What is being asked: Report every line in the records below that holds the word "structured".
☆ ☆ ☆ ☆ ☆
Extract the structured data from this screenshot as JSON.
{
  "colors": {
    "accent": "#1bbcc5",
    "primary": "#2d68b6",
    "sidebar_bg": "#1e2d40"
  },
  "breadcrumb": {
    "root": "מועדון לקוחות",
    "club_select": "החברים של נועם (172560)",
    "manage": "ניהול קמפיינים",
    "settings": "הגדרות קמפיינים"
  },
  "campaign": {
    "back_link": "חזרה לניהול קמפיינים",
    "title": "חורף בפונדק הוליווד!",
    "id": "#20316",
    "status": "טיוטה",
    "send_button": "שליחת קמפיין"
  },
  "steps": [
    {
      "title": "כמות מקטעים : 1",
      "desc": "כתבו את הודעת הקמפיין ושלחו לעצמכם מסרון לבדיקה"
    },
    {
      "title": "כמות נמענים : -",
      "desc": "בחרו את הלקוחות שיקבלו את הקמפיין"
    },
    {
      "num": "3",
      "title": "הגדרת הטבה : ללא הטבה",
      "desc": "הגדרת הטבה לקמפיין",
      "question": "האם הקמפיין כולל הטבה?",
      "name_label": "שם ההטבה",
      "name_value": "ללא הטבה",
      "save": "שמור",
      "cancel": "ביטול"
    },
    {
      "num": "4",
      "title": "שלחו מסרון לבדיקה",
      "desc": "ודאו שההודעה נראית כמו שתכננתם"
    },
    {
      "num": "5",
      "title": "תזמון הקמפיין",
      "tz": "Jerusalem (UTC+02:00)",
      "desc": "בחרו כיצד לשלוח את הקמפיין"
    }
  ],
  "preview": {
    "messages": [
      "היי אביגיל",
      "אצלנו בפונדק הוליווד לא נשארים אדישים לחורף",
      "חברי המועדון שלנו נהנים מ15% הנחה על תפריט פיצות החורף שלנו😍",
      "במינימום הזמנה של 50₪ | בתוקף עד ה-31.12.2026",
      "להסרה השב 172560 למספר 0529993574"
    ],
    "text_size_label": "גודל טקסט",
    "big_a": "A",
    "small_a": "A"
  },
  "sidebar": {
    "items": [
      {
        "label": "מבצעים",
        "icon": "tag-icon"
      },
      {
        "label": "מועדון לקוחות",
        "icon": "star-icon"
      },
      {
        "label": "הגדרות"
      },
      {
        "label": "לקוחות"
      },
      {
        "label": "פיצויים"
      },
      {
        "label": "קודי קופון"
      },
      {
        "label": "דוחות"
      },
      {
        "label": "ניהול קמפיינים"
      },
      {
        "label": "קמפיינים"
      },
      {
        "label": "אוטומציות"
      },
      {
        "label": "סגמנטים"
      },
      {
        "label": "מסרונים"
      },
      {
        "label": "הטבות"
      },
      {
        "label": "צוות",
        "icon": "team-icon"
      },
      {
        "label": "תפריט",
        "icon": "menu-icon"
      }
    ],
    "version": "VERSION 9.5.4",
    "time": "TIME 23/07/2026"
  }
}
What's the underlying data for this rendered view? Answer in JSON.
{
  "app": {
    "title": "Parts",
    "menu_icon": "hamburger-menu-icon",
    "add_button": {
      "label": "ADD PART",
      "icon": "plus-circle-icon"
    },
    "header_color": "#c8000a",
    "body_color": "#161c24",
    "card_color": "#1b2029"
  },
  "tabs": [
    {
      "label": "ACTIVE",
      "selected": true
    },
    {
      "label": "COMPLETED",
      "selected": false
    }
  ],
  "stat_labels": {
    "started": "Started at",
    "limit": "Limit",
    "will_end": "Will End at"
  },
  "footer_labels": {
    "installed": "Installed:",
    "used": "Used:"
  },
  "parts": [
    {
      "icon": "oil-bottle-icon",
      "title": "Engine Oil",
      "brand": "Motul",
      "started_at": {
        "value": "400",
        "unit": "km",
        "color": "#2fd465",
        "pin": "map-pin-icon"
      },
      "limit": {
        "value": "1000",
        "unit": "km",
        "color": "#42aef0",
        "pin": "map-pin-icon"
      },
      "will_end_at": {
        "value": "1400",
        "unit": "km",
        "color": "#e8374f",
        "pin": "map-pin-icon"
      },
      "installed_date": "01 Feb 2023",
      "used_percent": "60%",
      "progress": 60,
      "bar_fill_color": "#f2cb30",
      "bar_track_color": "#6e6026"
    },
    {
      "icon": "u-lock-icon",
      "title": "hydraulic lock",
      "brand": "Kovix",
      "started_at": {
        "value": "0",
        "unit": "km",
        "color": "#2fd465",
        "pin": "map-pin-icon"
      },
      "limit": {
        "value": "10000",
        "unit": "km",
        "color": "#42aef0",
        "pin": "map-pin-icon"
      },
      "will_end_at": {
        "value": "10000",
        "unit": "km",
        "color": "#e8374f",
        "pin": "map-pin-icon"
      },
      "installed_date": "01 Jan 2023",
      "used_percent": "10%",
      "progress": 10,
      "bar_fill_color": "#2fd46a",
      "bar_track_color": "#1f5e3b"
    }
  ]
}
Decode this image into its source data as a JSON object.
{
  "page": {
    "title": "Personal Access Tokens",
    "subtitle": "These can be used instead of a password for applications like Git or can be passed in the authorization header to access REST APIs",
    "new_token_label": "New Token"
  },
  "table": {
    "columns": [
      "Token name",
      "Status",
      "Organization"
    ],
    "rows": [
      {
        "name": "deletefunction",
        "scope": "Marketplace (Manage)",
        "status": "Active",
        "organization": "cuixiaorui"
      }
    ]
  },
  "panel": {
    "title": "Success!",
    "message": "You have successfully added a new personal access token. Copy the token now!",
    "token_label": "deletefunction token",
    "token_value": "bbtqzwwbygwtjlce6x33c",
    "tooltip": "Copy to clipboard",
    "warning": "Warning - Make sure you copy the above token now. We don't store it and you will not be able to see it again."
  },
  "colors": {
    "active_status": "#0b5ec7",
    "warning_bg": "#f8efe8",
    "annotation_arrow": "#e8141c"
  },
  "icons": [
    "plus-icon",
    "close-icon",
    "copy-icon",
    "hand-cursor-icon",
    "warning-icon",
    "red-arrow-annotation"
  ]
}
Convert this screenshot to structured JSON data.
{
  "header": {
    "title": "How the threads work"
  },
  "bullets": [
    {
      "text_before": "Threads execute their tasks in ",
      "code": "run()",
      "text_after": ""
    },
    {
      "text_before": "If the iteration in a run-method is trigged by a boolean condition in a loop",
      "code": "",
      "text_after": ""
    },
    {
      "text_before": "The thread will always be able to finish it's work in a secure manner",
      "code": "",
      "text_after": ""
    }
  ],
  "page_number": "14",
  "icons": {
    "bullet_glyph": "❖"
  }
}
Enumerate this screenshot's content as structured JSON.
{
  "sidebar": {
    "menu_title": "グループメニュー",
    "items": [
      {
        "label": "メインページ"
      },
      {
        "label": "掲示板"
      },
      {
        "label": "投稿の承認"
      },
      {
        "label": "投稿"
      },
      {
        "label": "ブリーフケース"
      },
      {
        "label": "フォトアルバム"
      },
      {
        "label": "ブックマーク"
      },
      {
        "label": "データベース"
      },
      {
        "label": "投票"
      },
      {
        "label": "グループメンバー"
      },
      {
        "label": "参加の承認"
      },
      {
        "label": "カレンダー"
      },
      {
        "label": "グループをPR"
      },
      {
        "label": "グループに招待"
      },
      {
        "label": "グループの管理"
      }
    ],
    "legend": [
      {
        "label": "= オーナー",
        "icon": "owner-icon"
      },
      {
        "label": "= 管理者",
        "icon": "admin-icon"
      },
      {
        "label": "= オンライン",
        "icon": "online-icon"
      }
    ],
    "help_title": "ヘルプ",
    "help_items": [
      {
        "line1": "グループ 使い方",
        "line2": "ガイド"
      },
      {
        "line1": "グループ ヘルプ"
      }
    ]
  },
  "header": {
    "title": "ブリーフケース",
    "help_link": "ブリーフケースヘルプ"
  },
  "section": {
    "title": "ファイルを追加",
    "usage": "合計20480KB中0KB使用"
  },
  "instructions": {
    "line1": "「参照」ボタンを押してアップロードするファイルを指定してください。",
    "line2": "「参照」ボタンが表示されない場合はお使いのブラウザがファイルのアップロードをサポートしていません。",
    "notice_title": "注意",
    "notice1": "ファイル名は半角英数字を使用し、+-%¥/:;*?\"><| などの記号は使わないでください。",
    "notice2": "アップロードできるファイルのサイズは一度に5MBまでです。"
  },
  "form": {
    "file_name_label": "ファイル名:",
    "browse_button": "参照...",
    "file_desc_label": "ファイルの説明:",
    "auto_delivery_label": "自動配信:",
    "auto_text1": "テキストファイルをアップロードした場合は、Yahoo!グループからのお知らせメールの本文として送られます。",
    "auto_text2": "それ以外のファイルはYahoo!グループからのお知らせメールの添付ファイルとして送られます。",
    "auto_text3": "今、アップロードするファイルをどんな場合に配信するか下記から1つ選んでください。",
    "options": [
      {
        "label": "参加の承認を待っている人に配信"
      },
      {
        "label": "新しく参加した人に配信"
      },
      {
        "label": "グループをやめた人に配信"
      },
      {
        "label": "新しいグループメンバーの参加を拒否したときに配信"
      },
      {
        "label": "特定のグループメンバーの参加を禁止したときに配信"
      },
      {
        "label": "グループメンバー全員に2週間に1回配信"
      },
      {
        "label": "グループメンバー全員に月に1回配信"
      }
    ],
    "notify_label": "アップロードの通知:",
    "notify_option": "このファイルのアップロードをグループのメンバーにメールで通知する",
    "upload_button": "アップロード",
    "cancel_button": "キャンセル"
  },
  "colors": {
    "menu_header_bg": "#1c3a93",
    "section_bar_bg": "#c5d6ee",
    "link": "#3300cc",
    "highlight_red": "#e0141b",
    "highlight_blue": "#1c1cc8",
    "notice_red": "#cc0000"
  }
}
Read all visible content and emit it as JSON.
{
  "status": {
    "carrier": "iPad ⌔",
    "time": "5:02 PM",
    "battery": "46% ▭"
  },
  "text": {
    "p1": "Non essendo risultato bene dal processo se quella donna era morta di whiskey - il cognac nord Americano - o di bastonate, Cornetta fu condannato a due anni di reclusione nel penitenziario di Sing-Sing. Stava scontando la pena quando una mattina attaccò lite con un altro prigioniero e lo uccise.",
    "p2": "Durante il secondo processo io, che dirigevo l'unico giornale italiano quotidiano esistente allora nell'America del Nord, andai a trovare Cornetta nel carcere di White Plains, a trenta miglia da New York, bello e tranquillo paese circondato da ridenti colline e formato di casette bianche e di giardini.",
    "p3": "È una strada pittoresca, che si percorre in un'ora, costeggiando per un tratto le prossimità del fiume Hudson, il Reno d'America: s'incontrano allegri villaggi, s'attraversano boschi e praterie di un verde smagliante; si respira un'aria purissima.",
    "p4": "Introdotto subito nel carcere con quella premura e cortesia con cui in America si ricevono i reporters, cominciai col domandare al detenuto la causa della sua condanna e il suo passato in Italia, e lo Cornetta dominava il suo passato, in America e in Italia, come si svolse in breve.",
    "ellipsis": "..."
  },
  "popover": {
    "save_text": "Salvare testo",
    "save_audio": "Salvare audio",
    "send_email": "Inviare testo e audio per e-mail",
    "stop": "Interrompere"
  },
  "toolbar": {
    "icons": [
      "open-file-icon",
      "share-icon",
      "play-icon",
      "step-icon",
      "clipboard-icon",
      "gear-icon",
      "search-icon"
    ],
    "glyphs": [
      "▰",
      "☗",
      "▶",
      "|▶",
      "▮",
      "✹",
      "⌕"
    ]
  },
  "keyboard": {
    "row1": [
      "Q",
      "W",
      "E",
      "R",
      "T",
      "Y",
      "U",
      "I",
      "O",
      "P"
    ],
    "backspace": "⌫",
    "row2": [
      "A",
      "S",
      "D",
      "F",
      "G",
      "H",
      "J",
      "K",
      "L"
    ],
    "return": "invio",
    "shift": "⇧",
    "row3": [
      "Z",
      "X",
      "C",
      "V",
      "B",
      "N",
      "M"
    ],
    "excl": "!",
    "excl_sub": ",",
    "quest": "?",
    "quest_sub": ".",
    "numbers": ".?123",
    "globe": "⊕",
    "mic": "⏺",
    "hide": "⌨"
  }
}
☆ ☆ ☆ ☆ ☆
Result of the exercise:
Extract the structured data from this screenshot as JSON.
Convert this screenshot to structured JSON data.
Enumerate this screenshot's content as structured JSON.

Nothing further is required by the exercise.